The information gathered was relayed quickly to student-athletes to keep them updated, especially as new layers were added weekly to the university’s COVID-19 return to action plan.
“When [Coach Oduro] would get any news from the A-10 or the NCAA, he would just tell us immediately, like schedule a meeting or a Zoom call,” said Cuneyt Vardar, a junior midfielder on the men’s soccer team. “It would be pretty immediate.”
In addition to effective communication, realism became a priority for the St. Bonaventure athletic department.
The department’s actions would display practicality, not perfection- a mindset that is a necessity in 2020.
“We could have the best laid plans,” St. Bonaventure athletic director Tim Kenney said in a video statement provided to The Intrepid. “But we can’t be naive to think it’s not going to sneak onto campus.”
The university’s protocol was split into three phases, according to Kenney.
Phases one and two included activities such as off-campus quarantines, on-campus quarantines, coronavirus education and the gradual progression of strength and conditioning work.
It might as well have been known as St. Bonaventure’s Coronavirus training camp.
But training camp is over now. The third phase is pregame.
In a perfect world, game time for fall sports would be right around the corner, and phase three would involve the actual playing of games.
For now, though, it is simply an exercise in keeping the athletes fit, gradually increasing intensity in practices. That, of course, is also dependent on the impact that COVID-19 is having on the university.
Same-sport athletes have been deliberately placed in dorms with each other for this reason. In theory, if athletes surround each other with other athletes, they will, for the most part, stay within similar environments.
Many student-athletes know they will face strange challenges in this new world. Vardar told me that athletes probably will not be allowed to use locker rooms – at least not all at once – or to share towels.
This does fall in line with the current coronavirus guidelines in the school’s return to action plan.

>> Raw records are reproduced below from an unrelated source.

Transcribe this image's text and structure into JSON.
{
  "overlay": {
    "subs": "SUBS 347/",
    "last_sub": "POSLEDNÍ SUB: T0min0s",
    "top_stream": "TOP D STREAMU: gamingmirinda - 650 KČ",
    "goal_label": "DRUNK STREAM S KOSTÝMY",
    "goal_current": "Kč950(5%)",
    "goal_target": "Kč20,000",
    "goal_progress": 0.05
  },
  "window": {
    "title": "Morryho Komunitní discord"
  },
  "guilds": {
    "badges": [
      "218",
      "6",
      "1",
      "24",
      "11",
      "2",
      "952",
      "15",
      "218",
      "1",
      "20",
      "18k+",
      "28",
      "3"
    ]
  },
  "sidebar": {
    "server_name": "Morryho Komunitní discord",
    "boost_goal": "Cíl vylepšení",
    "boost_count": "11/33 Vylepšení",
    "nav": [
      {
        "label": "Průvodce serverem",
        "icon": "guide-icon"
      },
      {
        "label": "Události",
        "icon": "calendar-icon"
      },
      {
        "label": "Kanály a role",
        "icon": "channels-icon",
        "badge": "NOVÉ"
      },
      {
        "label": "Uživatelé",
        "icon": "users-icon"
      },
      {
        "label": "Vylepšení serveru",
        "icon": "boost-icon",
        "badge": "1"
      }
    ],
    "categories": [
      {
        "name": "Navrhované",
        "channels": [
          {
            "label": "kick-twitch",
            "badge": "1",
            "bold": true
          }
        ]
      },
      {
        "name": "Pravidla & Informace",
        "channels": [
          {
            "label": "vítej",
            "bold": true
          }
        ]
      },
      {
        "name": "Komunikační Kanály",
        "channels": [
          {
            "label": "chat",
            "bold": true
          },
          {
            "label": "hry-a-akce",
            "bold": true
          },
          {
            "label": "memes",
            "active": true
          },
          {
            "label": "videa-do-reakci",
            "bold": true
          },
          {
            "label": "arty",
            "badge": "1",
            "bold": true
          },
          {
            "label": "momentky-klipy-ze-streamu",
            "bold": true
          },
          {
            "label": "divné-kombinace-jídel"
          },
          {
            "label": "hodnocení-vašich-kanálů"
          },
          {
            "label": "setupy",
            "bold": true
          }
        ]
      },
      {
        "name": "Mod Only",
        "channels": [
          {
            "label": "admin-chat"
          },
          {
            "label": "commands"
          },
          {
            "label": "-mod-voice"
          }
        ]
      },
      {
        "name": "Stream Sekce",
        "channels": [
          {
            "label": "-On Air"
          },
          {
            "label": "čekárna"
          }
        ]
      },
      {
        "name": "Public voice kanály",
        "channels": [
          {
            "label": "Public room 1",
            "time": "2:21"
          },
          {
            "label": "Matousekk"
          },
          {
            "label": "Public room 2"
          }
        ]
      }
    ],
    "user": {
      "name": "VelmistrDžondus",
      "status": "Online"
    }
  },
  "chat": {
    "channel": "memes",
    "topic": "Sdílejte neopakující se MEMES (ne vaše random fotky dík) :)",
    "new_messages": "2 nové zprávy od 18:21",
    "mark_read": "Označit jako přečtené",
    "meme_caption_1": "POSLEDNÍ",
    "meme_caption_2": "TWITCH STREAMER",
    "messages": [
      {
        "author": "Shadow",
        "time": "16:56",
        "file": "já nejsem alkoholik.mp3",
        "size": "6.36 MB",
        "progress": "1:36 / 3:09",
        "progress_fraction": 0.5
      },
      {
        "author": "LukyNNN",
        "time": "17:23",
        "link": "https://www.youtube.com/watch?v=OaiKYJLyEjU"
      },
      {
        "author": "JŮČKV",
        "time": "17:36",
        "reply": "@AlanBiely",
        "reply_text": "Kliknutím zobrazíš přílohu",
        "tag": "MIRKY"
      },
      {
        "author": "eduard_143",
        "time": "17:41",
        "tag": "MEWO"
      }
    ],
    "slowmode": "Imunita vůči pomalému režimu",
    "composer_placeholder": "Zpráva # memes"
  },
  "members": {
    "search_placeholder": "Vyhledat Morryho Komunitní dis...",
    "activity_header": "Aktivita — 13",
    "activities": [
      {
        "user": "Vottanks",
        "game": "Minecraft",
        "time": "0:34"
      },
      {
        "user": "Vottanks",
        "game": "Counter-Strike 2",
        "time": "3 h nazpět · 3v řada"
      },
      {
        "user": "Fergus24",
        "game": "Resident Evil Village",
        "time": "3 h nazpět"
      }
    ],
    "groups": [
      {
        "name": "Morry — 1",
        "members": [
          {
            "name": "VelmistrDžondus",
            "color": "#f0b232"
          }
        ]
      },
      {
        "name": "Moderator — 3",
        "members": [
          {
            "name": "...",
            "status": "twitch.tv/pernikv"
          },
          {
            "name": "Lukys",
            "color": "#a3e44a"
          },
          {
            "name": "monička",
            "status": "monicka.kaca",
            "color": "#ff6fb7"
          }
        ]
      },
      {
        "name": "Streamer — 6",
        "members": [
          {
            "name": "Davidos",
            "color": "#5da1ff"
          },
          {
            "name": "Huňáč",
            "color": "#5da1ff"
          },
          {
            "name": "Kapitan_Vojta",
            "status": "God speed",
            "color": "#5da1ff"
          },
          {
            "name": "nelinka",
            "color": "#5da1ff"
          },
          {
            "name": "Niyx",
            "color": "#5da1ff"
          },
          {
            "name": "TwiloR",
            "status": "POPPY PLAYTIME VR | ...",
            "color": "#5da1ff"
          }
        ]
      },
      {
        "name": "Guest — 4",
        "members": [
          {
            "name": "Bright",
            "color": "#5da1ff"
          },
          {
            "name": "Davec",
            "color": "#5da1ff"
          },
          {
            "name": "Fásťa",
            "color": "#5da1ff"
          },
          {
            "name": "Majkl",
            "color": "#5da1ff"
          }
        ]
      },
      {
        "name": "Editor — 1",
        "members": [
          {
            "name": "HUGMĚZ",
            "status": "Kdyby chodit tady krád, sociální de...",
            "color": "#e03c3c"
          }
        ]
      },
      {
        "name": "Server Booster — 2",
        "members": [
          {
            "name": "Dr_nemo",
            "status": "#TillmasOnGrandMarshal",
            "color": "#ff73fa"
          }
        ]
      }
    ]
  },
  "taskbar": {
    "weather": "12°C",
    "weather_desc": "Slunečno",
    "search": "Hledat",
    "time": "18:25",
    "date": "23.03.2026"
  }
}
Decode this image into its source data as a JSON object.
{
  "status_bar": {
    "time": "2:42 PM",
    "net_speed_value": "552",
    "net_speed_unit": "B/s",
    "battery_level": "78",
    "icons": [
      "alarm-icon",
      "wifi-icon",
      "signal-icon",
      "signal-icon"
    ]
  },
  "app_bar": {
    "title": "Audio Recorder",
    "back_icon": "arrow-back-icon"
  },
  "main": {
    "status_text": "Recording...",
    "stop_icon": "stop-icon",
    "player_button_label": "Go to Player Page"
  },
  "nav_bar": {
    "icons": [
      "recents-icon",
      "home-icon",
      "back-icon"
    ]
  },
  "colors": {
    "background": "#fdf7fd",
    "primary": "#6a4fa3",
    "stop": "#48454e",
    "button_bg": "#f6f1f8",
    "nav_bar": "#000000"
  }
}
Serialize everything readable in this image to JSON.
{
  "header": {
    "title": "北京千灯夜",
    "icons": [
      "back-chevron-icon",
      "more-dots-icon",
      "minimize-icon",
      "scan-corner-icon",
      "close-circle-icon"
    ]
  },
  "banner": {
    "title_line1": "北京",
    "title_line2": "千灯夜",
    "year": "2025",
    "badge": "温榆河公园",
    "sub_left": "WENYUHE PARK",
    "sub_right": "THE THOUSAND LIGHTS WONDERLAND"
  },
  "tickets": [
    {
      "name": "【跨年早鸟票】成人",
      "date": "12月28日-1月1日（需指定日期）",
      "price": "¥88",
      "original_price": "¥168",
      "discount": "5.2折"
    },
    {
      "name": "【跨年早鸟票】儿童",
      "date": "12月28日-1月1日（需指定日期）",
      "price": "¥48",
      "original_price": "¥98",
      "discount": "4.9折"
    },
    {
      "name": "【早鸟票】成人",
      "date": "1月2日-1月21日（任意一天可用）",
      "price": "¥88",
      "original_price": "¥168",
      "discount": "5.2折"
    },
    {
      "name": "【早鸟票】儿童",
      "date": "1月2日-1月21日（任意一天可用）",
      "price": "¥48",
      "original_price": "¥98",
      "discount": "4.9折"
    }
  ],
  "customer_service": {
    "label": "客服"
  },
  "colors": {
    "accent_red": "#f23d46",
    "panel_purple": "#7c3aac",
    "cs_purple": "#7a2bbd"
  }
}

Oduro told me that if fall sports do get off the ground, it will probably only be among teams similar regions, or at the very least teams that are not in restricted states.
Kenney wants kids to step up in a time of need and take this opportunity to become great leaders.
“It’s going to take everybody on this campus – not just athletics – in order for us to make this semester a success,” he said. “We can’t let up, and so our kids will have to keep that leadership role and lead by example.”
Oduro wants the campus community, and especially his athletes, to take this opportunity to reacquaint themselves with SBU and remember how special an experience it is to be on its campus.
“For all that college experience to still be around, we need to do our part,” Oduro said. “There are going to be some kids that feel like COVID-19 is not going to affect them because they’re young… we have to be a little selfless.”
Vardar wants to someday become a physical therapist, and the best soccer player he can be. He is going to take the life-changing hand he has been dealt this year and, with hope, make the best of it.
“I love the anatomy of the body, and I just love to work with people,” Vardar said. “I want to finish my soccer career here at St. Bonaventure.”
Vardar wants to play professional soccer, either in the United States or possibly in Turkey. He has played in Turkey previously, and his uncle has connections to the country.
“Because of the Coronavirus, (the NCAA) gave us an extra year of eligibility, so for my graduate school at Daeman College,” Vardar said. “I want to play at year of Division II soccer (at Daeman), and that would finish up my college soccer eligibility.”
Fall sports at SBU will continue to practice using safety protocols and COVID-19 testing to ensure the safety of student-athletes and coaches.
And, spoiler alert: According to the NCAA, men’s and women’s basketball can return on Nov. 25.